In the first couple of weeks of the program, students have been reading the provided newspapers, which is good. However, in order to truly be able to digest a newspaper, you have to be able to sit down and read it. How many undergrads have the time during the day to sit down and actually read a newspaper?
Undergraduates don’t even have enough time during the day to do the reading for their own classes! Therefore, most students who take these papers (with the exception of those who will read them during lunch or something), will carry them around all day and wait to read them when they get back to their dorms. By that time, the news won’t exactly be current, so what will these students do to check up on any events they may be interested in? Go online!
In the long run, after the novelty of the newspapers being on campus wears off, will the Collegiate Readership Program actually change how informed and connected Rochester students are to the world around them? Most likely not, because it’s going to take a lot more than a few newspapers placed around campus to make the uninterested interested. In two weeks, the papers have gone from hard to get to there being copies to spare.
If people were truly interested in reading actual newspapers, then they would read the copies of the Democrat and Chronicle and the Washington Post already supplied by Student Activities in Wilson Commons. I have seen more faculty and staff with newspapers than students, so who is truly benefiting from this program?
What is going to happen to all of these extra newspapers if the program is continued – excess garbage will accumulate around places like the Pit, creating more work for employees who have to keep these places clean. Then there is a question of if these papers are really going to be recycled or if are we creating more waste. This may be off topic, but the possible mark this may leave on the Earth is something that should be considered.

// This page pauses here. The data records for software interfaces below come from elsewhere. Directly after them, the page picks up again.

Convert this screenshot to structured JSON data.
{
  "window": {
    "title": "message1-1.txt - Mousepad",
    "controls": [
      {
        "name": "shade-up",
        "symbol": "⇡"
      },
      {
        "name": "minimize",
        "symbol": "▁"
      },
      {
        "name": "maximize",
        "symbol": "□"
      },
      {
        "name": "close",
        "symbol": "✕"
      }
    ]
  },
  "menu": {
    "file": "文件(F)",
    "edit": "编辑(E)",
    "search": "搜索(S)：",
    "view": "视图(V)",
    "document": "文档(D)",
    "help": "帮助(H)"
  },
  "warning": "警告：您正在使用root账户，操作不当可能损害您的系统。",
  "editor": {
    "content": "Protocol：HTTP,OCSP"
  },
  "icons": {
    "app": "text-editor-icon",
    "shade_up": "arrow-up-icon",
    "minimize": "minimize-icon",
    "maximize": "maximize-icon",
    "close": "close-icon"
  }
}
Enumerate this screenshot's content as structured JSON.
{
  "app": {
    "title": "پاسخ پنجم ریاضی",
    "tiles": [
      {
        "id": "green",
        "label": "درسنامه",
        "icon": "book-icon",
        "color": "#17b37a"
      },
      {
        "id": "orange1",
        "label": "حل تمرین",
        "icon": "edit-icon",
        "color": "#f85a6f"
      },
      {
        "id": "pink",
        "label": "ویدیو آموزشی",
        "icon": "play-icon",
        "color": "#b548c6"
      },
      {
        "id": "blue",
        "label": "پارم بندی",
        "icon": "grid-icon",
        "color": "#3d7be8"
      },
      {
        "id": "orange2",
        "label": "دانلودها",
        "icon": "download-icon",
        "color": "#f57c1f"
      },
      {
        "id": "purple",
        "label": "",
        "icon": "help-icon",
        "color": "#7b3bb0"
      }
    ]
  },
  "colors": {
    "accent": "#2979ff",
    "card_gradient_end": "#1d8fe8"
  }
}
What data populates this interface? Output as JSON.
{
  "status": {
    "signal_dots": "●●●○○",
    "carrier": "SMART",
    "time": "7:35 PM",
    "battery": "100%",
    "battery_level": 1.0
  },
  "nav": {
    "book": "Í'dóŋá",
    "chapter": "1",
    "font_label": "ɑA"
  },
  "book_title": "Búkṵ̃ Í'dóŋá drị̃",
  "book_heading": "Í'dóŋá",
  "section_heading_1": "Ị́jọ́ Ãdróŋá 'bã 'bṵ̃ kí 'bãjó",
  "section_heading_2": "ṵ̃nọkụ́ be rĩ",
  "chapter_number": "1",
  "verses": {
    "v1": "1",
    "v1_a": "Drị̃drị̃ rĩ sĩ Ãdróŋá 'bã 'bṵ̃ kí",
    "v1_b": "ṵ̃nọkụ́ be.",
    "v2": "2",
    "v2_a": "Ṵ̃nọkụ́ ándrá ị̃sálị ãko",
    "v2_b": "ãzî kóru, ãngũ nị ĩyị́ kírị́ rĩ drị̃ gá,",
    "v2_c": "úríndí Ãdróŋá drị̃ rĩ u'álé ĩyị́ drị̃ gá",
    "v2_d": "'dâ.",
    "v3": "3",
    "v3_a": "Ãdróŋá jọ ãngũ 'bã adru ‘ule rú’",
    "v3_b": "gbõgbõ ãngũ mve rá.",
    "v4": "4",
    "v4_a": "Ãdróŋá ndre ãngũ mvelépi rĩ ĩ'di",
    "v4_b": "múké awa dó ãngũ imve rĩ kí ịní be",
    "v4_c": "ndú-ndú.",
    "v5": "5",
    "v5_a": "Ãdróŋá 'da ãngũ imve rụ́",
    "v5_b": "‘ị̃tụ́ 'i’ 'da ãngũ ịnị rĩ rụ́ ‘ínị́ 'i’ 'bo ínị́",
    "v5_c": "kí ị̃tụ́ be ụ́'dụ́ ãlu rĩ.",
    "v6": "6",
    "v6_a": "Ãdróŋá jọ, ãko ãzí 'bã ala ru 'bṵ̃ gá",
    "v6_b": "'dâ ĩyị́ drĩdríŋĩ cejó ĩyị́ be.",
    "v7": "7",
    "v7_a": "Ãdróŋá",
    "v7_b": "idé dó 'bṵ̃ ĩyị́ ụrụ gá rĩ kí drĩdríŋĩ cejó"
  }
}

Like I said in the beginning of this article, I really do approve of and praise the Students’ Association and the Rochester Center for Community Leadership for trying to get more students aware of current events. But maybe, just maybe, the majority of students are more aware than stereotypes make us seem.